(Dataset rows for apps and sites)

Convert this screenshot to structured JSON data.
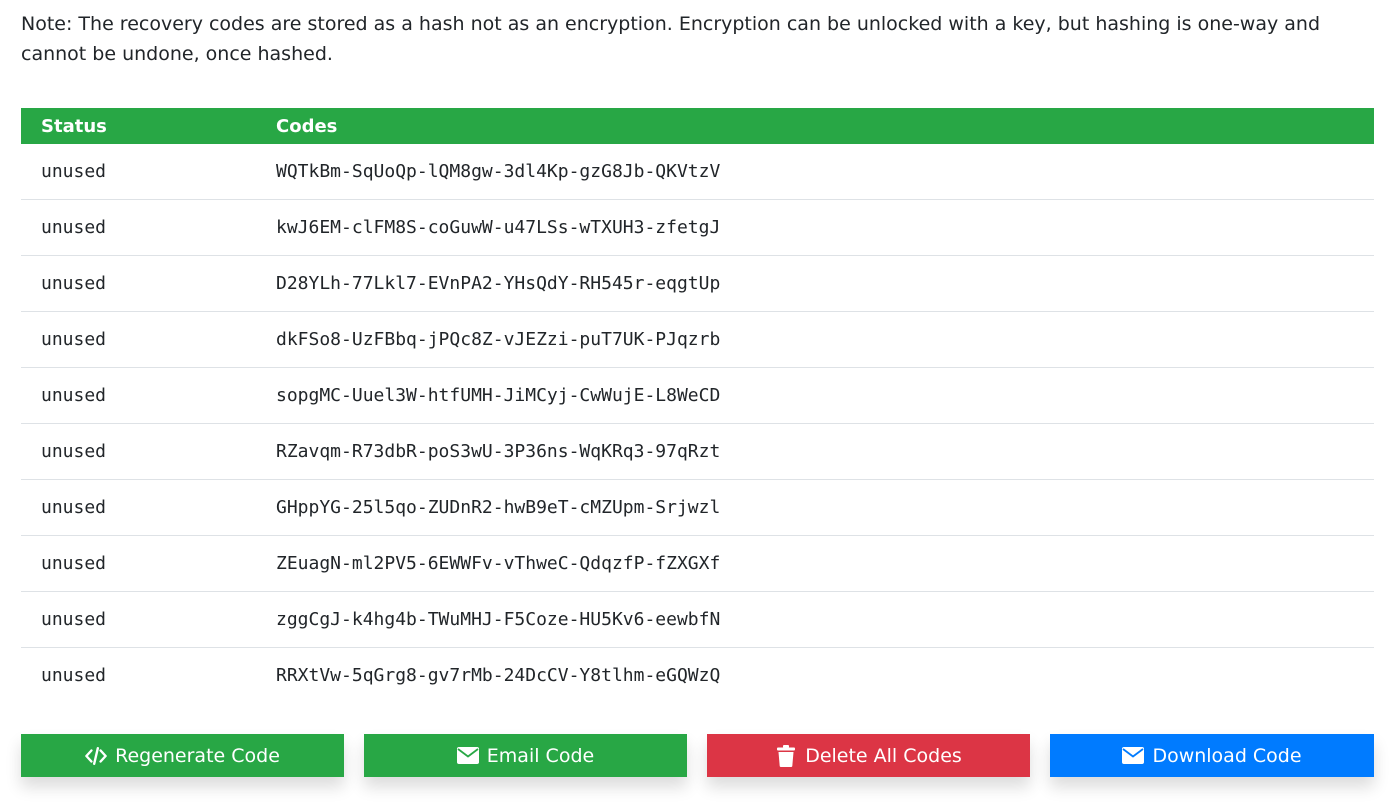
{
  "note": "Note: The recovery codes are stored as a hash not as an encryption. Encryption can be unlocked with a key, but hashing is one-way and cannot be undone, once hashed.",
  "table": {
    "headers": {
      "status": "Status",
      "codes": "Codes"
    },
    "rows": [
      {
        "status": "unused",
        "code": "WQTkBm-SqUoQp-lQM8gw-3dl4Kp-gzG8Jb-QKVtzV"
      },
      {
        "status": "unused",
        "code": "kwJ6EM-clFM8S-coGuwW-u47LSs-wTXUH3-zfetgJ"
      },
      {
        "status": "unused",
        "code": "D28YLh-77Lkl7-EVnPA2-YHsQdY-RH545r-eqgtUp"
      },
      {
        "status": "unused",
        "code": "dkFSo8-UzFBbq-jPQc8Z-vJEZzi-puT7UK-PJqzrb"
      },
      {
        "status": "unused",
        "code": "sopgMC-Uuel3W-htfUMH-JiMCyj-CwWujE-L8WeCD"
      },
      {
        "status": "unused",
        "code": "RZavqm-R73dbR-poS3wU-3P36ns-WqKRq3-97qRzt"
      },
      {
        "status": "unused",
        "code": "GHppYG-25l5qo-ZUDnR2-hwB9eT-cMZUpm-Srjwzl"
      },
      {
        "status": "unused",
        "code": "ZEuagN-ml2PV5-6EWWFv-vThweC-QdqzfP-fZXGXf"
      },
      {
        "status": "unused",
        "code": "zggCgJ-k4hg4b-TWuMHJ-F5Coze-HU5Kv6-eewbfN"
      },
      {
        "status": "unused",
        "code": "RRXtVw-5qGrg8-gv7rMb-24DcCV-Y8tlhm-eGQWzQ"
      }
    ]
  },
  "buttons": {
    "regenerate": {
      "label": "Regenerate Code",
      "icon": "code-icon",
      "color": "#28a745"
    },
    "email": {
      "label": "Email Code",
      "icon": "envelope-icon",
      "color": "#28a745"
    },
    "delete": {
      "label": "Delete All Codes",
      "icon": "trash-icon",
      "color": "#dc3545"
    },
    "download": {
      "label": "Download Code",
      "icon": "envelope-icon",
      "color": "#007bff"
    }
  },
  "colors": {
    "header_bg": "#28a745",
    "text": "#212529",
    "row_border": "#dee2e6"
  }
}
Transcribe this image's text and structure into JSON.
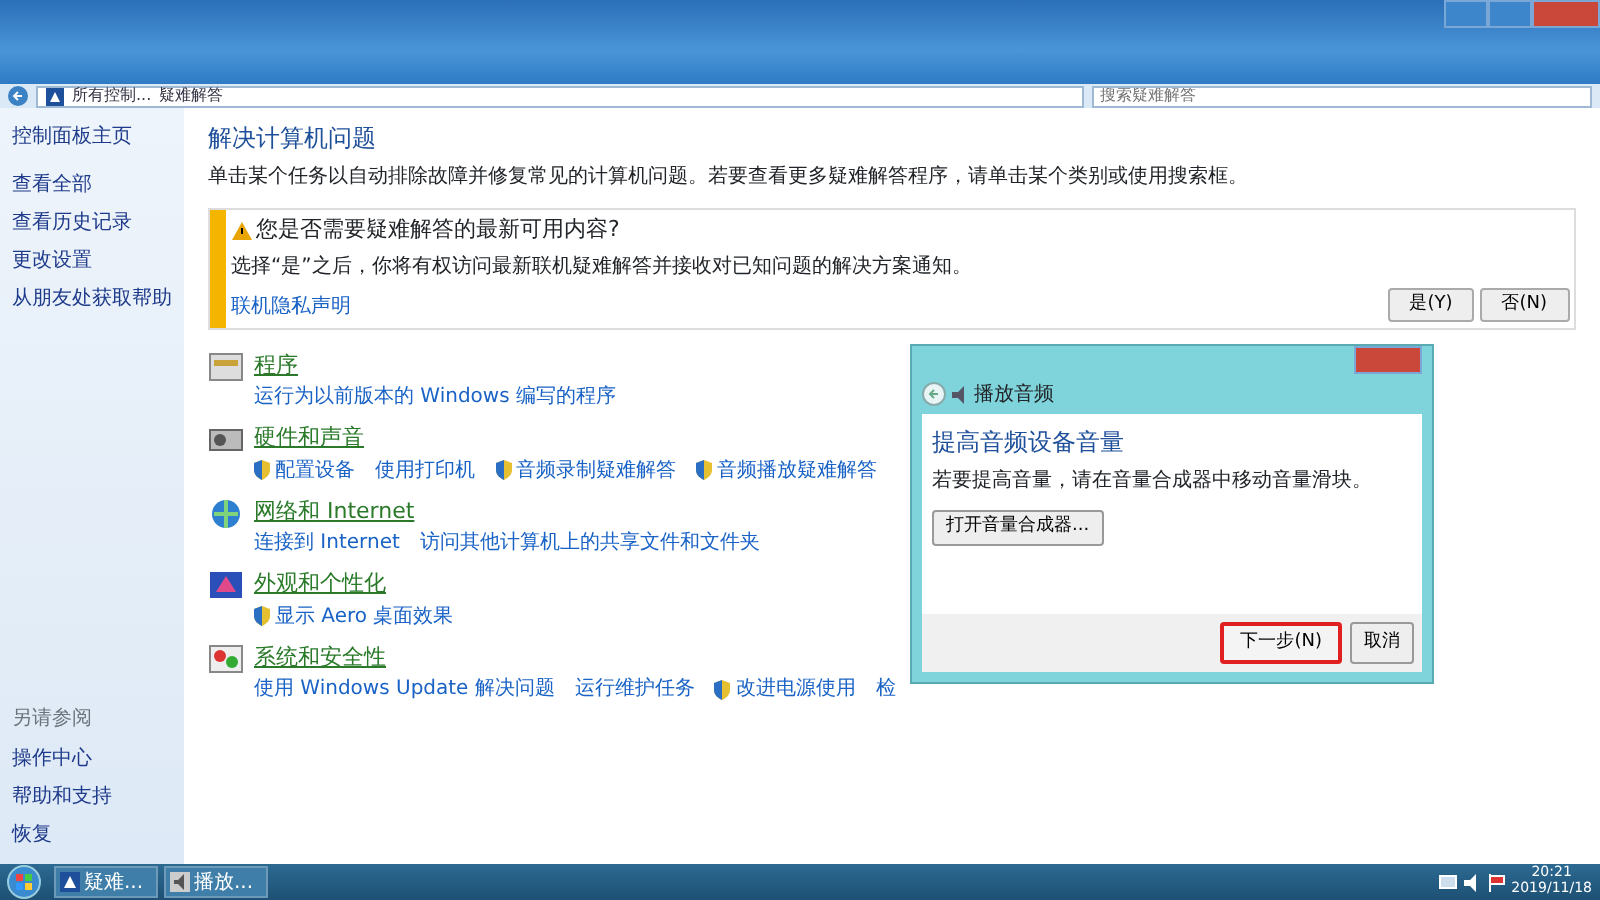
{
  "address_bar": {
    "breadcrumb": [
      "所有控制...",
      "疑难解答"
    ],
    "search": {
      "placeholder": "搜索疑难解答"
    }
  },
  "sidebar": {
    "home": "控制面板主页",
    "items": [
      "查看全部",
      "查看历史记录",
      "更改设置",
      "从朋友处获取帮助"
    ],
    "see_also": {
      "heading": "另请参阅",
      "items": [
        "操作中心",
        "帮助和支持",
        "恢复"
      ]
    }
  },
  "main": {
    "title": "解决计算机问题",
    "description": "单击某个任务以自动排除故障并修复常见的计算机问题。若要查看更多疑难解答程序，请单击某个类别或使用搜索框。",
    "notice": {
      "title": "您是否需要疑难解答的最新可用内容?",
      "text": "选择“是”之后，你将有权访问最新联机疑难解答并接收对已知问题的解决方案通知。",
      "link": "联机隐私声明",
      "buttons": [
        "是(Y)",
        "否(N)"
      ]
    },
    "categories": [
      {
        "kind": "programs",
        "title": "程序",
        "links": [
          {
            "label": "运行为以前版本的 Windows 编写的程序",
            "shield": false
          }
        ]
      },
      {
        "kind": "hardware",
        "title": "硬件和声音",
        "links": [
          {
            "label": "配置设备",
            "shield": true
          },
          {
            "label": "使用打印机",
            "shield": false
          },
          {
            "label": "音频录制疑难解答",
            "shield": true
          },
          {
            "label": "音频播放疑难解答",
            "shield": true
          }
        ]
      },
      {
        "kind": "network",
        "title": "网络和 Internet",
        "links": [
          {
            "label": "连接到 Internet",
            "shield": false
          },
          {
            "label": "访问其他计算机上的共享文件和文件夹",
            "shield": false
          }
        ]
      },
      {
        "kind": "appearance",
        "title": "外观和个性化",
        "links": [
          {
            "label": "显示 Aero 桌面效果",
            "shield": true
          }
        ]
      },
      {
        "kind": "security",
        "title": "系统和安全性",
        "links": [
          {
            "label": "使用 Windows Update 解决问题",
            "shield": false
          },
          {
            "label": "运行维护任务",
            "shield": false
          },
          {
            "label": "改进电源使用",
            "shield": true
          },
          {
            "label": "检",
            "shield": false
          }
        ]
      }
    ]
  },
  "dialog": {
    "title": "播放音频",
    "heading": "提高音频设备音量",
    "text": "若要提高音量，请在音量合成器中移动音量滑块。",
    "action": "打开音量合成器...",
    "buttons": [
      {
        "label": "下一步(N)",
        "highlighted": true
      },
      {
        "label": "取消",
        "highlighted": false
      }
    ]
  },
  "taskbar": {
    "items": [
      "疑难...",
      "播放..."
    ],
    "time": "20:21",
    "date": "2019/11/18"
  }
}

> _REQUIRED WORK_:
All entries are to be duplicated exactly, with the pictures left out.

> _RESULT FOR THIS EXERCISE_:
Convert this screenshot to structured JSON data.
{
  "note": "Note: The recovery codes are stored as a hash not as an encryption. Encryption can be unlocked with a key, but hashing is one-way and cannot be undone, once hashed.",
  "table": {
    "headers": {
      "status": "Status",
      "codes": "Codes"
    },
    "rows": [
      {
        "status": "unused",
        "code": "WQTkBm-SqUoQp-lQM8gw-3dl4Kp-gzG8Jb-QKVtzV"
      },
      {
        "status": "unused",
        "code": "kwJ6EM-clFM8S-coGuwW-u47LSs-wTXUH3-zfetgJ"
      },
      {
        "status": "unused",
        "code": "D28YLh-77Lkl7-EVnPA2-YHsQdY-RH545r-eqgtUp"
      },
      {
        "status": "unused",
        "code": "dkFSo8-UzFBbq-jPQc8Z-vJEZzi-puT7UK-PJqzrb"
      },
      {
        "status": "unused",
        "code": "sopgMC-Uuel3W-htfUMH-JiMCyj-CwWujE-L8WeCD"
      },
      {
        "status": "unused",
        "code": "RZavqm-R73dbR-poS3wU-3P36ns-WqKRq3-97qRzt"
      },
      {
        "status": "unused",
        "code": "GHppYG-25l5qo-ZUDnR2-hwB9eT-cMZUpm-Srjwzl"
      },
      {
        "status": "unused",
        "code": "ZEuagN-ml2PV5-6EWWFv-vThweC-QdqzfP-fZXGXf"
      },
      {
        "status": "unused",
        "code": "zggCgJ-k4hg4b-TWuMHJ-F5Coze-HU5Kv6-eewbfN"
      },
      {
        "status": "unused",
        "code": "RRXtVw-5qGrg8-gv7rMb-24DcCV-Y8tlhm-eGQWzQ"
      }
    ]
  },
  "buttons": {
    "regenerate": {
      "label": "Regenerate Code",
      "icon": "code-icon",
      "color": "#28a745"
    },
    "email": {
      "label": "Email Code",
      "icon": "envelope-icon",
      "color": "#28a745"
    },
    "delete": {
      "label": "Delete All Codes",
      "icon": "trash-icon",
      "color": "#dc3545"
    },
    "download": {
      "label": "Download Code",
      "icon": "envelope-icon",
      "color": "#007bff"
    }
  },
  "colors": {
    "header_bg": "#28a745",
    "text": "#212529",
    "row_border": "#dee2e6"
  }
}
Transcribe this image's text and structure into JSON.
{
  "address_bar": {
    "breadcrumb": [
      "所有控制...",
      "疑难解答"
    ],
    "search": {
      "placeholder": "搜索疑难解答"
    }
  },
  "sidebar": {
    "home": "控制面板主页",
    "items": [
      "查看全部",
      "查看历史记录",
      "更改设置",
      "从朋友处获取帮助"
    ],
    "see_also": {
      "heading": "另请参阅",
      "items": [
        "操作中心",
        "帮助和支持",
        "恢复"
      ]
    }
  },
  "main": {
    "title": "解决计算机问题",
    "description": "单击某个任务以自动排除故障并修复常见的计算机问题。若要查看更多疑难解答程序，请单击某个类别或使用搜索框。",
    "notice": {
      "title": "您是否需要疑难解答的最新可用内容?",
      "text": "选择“是”之后，你将有权访问最新联机疑难解答并接收对已知问题的解决方案通知。",
      "link": "联机隐私声明",
      "buttons": [
        "是(Y)",
        "否(N)"
      ]
    },
    "categories": [
      {
        "kind": "programs",
        "title": "程序",
        "links": [
          {
            "label": "运行为以前版本的 Windows 编写的程序",
            "shield": false
          }
        ]
      },
      {
        "kind": "hardware",
        "title": "硬件和声音",
        "links": [
          {
            "label": "配置设备",
            "shield": true
          },
          {
            "label": "使用打印机",
            "shield": false
          },
          {
            "label": "音频录制疑难解答",
            "shield": true
          },
          {
            "label": "音频播放疑难解答",
            "shield": true
          }
        ]
      },
      {
        "kind": "network",
        "title": "网络和 Internet",
        "links": [
          {
            "label": "连接到 Internet",
            "shield": false
          },
          {
            "label": "访问其他计算机上的共享文件和文件夹",
            "shield": false
          }
        ]
      },
      {
        "kind": "appearance",
        "title": "外观和个性化",
        "links": [
          {
            "label": "显示 Aero 桌面效果",
            "shield": true
          }
        ]
      },
      {
        "kind": "security",
        "title": "系统和安全性",
        "links": [
          {
            "label": "使用 Windows Update 解决问题",
            "shield": false
          },
          {
            "label": "运行维护任务",
            "shield": false
          },
          {
            "label": "改进电源使用",
            "shield": true
          },
          {
            "label": "检",
            "shield": false
          }
        ]
      }
    ]
  },
  "dialog": {
    "title": "播放音频",
    "heading": "提高音频设备音量",
    "text": "若要提高音量，请在音量合成器中移动音量滑块。",
    "action": "打开音量合成器...",
    "buttons": [
      {
        "label": "下一步(N)",
        "highlighted": true
      },
      {
        "label": "取消",
        "highlighted": false
      }
    ]
  },
  "taskbar": {
    "items": [
      "疑难...",
      "播放..."
    ],
    "time": "20:21",
    "date": "2019/11/18"
  }
}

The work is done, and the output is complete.